Braided lines can be terrific for jig fishing
Last Tuesday, I enjoyed one of my favorite rites of spring as I hooked and landed 18 smallmouths from the Juniata River. Most of those fish averaged 14 to 16 inches, with the biggest on being a perfect 19-incher. My go-to lure for springtime smallmouths has been tube jigs on spinning tackle for more than 10 years now. For the past two seasons, however, I’ve been fishing my jigs on braided line, and the difference has been phenomenal.
I wasn’t an easy convert to braided line for a number of reasons. Braid is fairly expensive, with most brands costing $18 to $20 for a 150-yard spool. The surface of braided line is shiny and slick, so many of the simple knots that work perfectly with monofilament aren’t so good with braid. Standard line clippers don’t work on braid either, so you must carry scissors or a small knife to cut the stuff or trim the tag end of a knot. A severe snarl or tangle is next to impossible to unravel in braid, so if you tend to be a “tangler,” stay away from braid because it will just drive you crazy.
The three most appealing attributes of braid are strength, abrasion resistance and lack of stretch. Braid is crazy strong for its diameter, almost unbreakable under most typical fishing situations. The same thing applies to the abrasion resistance of braid. You can drag the stuff around rocks, through weeds and over logs, brush and other nasty stuff down there in the watery world where the big fish live that would easily kill anything but super-heavy monofilament.
While those qualities seem impressive, I rarely need tremendous break strength or abrasion resistance in a line for the majority of my fishing.
The near zero amount of stretch braid possess also makes it incredibly sensitive, especially for jig fishing where that increased sensitivity elevates every facet of the game. That is what ultimately tempted me to try braid. I had long considered myself a competent jig fisherman, but the first time I fished a tube jig on braided line, I was amazed at the difference. I could feel the lure so much better as it ticked on the bottom, and even the most subtle takes were transmitted with incredible precision.

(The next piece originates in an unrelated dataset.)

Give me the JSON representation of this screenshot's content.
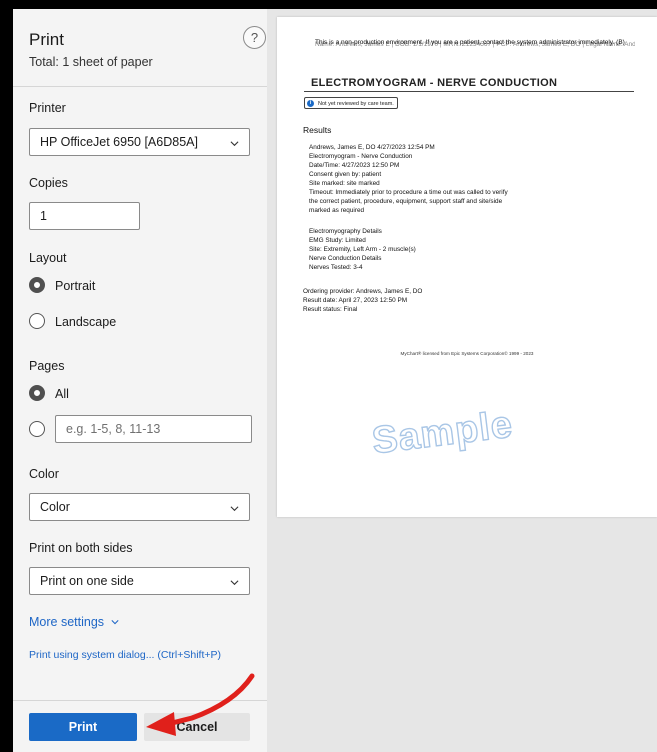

I was instantly sold on the value of braided line for fishing tubes and other types of jigs, but I quickly discovered the differences between fishing with mono and braid presented a host of problems to solve as well. After more than two years of trials and experimentation, I feel comfortable sharing my system for fishing tube jigs on braided line for river smallmouths.
To get the most out of braid, use a good quality rod with some backbone and six and a half to seven feet long. Short, wimpy rods just won’t cut it for jig fishing. I’ve been using 6 1/2-foot, medium action rod in the Bass Pro Shops Carbonlite series.
It has a great balance between stiffness and sensitivity, along with lightweight stainless steel guides with titanium-carbide inserts that work great with braid. I originally bought this rod to fish crankbaits on monofilament line, but when I began experimenting with tubes on braid, I found it the perfect rod for that tactic as well.
To offset the price of braided line, there is no need to fill the entire reel spool with it. For my braid rig, I like braid about the same diameter as 6- or 8-pound mono, which will have a break strength of 20 to 30 pounds. Since my average cast when fishing jigs is usually about 60 to 80 feet or less, I fill a reel spool almost full with some cheap 10-pound mono, then wind on 80 to 100 feet of braid, using a double uni knot to attach the braid to the mono. Using this system you can fill a reel four or five times from one 150-yard spool of braid, making the cost of using it much more affordable.
Braid also lasts a long time. I’ve been using the same section of braid on my tube jig outfit for nearly two years now, and other than cutting off about the first five feet of it last fall when it began to show some minor wear, it is still performing just fine.
I’ve talked to some anglers who tie jigs directly to the braided line and report they catch plenty of bass doing so, but I prefer to use a 20- to 30-inch leader of clear 8- to 12-pound-test monofilament on my braid rig for two reasons. First, in anything but the dirtiest water, I just feel more confident having a transparent connection to my lure rather than the highly visible braided line.
Next, getting snagged on the bottom a few times is a virtual certainty when jig fishing, and when that occurs, I just want to break off the lure, re-rig and get back to fishing again. Braid is so difficult to break that it can be a major problem doing so with a hopelessly snagged lure. My short monofilament leader ensures I can easily jettison a stuck bait when necessary.
The final piece of my braid rig was how to attach the leader to the braided line. I started using a double uni knot, but it seemed I was snapping that connection almost every time I tried to set the hook on a good fish.
I tried other knots and connections that were supposed to work well with braid, but none of them worked well for me either, and as much as I enjoyed the sensitivity of braid, I just about gave up on it. I tried using a small barrel swivel, which solved the break off problem, but it hung up in the guides and was troublesome to cast. Then I tried a “tippet ring” used for fly-fishing leaders. Most fly-tackle shops stock these tiny 2-millimeter metal rings, which cost about $6 for a package of 10, and they cast beautifully. I tie the ring to the braid with a uni knot and the leader to the ring with a standard improved clinch knot.